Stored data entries

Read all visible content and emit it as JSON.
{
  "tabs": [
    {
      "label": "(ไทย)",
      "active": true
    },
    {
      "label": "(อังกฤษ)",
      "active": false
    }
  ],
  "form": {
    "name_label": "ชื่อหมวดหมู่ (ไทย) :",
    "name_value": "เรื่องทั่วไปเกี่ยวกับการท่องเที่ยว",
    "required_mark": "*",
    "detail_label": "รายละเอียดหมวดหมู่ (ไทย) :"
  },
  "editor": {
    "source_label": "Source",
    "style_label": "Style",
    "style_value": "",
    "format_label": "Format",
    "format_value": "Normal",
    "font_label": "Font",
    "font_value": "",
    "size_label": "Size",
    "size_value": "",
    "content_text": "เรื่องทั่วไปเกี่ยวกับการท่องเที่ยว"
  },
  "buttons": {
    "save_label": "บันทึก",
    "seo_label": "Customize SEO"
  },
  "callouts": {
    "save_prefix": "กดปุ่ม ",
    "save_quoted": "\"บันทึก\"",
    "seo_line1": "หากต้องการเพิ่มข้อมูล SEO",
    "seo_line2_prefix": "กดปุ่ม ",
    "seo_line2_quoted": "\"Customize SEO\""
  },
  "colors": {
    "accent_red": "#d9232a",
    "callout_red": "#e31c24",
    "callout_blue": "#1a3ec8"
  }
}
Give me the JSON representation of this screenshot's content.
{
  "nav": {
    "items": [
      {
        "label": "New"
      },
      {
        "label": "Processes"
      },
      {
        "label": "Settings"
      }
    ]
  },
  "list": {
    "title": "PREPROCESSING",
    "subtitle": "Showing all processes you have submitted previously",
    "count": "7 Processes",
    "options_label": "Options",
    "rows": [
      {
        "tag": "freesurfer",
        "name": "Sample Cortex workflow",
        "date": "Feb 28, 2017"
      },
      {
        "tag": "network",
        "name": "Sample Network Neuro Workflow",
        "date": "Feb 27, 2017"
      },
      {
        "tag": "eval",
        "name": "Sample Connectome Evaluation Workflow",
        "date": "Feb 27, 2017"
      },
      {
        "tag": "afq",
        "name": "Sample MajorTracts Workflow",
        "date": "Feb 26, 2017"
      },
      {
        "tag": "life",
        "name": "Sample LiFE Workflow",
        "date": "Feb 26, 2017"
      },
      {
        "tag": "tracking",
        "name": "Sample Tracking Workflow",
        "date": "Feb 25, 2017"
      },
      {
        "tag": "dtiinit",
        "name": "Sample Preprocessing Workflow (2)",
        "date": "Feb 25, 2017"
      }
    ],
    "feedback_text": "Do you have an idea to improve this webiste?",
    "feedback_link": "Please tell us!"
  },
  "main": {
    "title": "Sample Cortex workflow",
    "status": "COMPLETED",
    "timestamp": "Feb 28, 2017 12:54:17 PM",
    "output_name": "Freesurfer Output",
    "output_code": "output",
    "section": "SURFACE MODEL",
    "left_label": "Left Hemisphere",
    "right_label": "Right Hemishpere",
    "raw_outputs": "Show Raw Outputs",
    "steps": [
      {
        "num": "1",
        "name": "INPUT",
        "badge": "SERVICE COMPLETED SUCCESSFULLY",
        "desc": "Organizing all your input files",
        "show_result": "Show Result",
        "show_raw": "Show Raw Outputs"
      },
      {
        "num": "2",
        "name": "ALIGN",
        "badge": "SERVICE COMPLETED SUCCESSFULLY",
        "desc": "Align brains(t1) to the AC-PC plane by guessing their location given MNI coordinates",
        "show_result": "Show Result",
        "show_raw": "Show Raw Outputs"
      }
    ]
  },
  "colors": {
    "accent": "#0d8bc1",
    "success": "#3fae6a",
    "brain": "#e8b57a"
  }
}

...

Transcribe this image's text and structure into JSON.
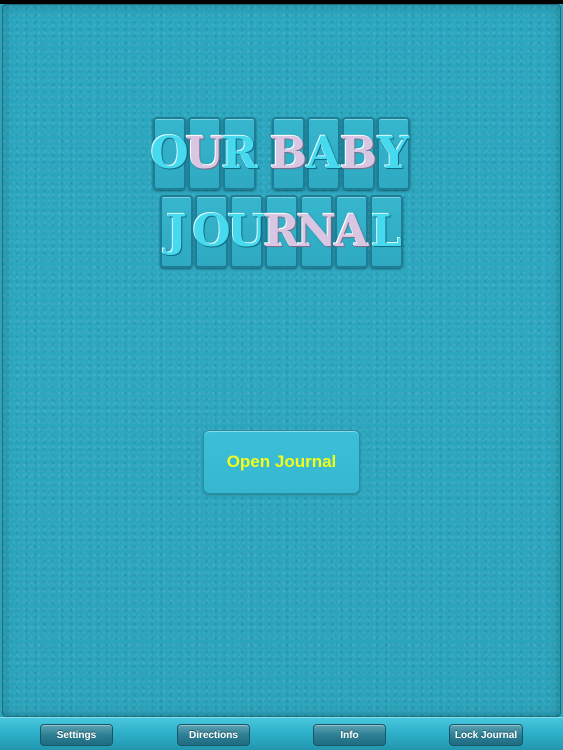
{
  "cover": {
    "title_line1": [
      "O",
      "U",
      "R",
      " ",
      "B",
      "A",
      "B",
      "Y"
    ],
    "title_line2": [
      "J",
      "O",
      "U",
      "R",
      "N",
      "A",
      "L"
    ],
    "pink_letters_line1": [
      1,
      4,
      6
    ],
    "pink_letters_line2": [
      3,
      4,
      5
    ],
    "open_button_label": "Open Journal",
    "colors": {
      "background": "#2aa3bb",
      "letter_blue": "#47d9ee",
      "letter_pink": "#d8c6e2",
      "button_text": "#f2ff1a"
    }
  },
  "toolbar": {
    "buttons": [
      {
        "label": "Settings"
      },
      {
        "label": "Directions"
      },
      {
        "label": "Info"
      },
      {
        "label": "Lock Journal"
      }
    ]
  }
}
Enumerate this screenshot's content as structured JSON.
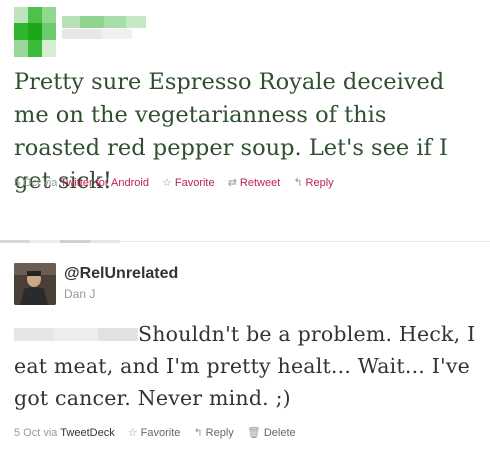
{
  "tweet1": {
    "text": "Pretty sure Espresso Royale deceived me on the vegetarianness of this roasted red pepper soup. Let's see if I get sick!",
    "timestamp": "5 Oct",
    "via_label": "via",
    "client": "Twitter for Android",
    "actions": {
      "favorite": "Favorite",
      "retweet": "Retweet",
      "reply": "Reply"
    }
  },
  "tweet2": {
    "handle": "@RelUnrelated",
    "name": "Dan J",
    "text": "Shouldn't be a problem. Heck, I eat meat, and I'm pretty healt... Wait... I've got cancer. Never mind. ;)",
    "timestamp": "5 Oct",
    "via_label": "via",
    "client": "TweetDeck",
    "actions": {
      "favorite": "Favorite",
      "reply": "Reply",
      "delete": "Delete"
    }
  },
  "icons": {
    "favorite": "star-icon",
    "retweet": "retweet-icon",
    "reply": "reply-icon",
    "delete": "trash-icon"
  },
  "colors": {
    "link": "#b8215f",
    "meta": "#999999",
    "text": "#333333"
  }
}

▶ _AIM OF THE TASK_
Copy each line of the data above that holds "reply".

▶ _FINAL ANSWER_
      "reply": "Reply"
      "reply": "Reply",
    "reply": "reply-icon",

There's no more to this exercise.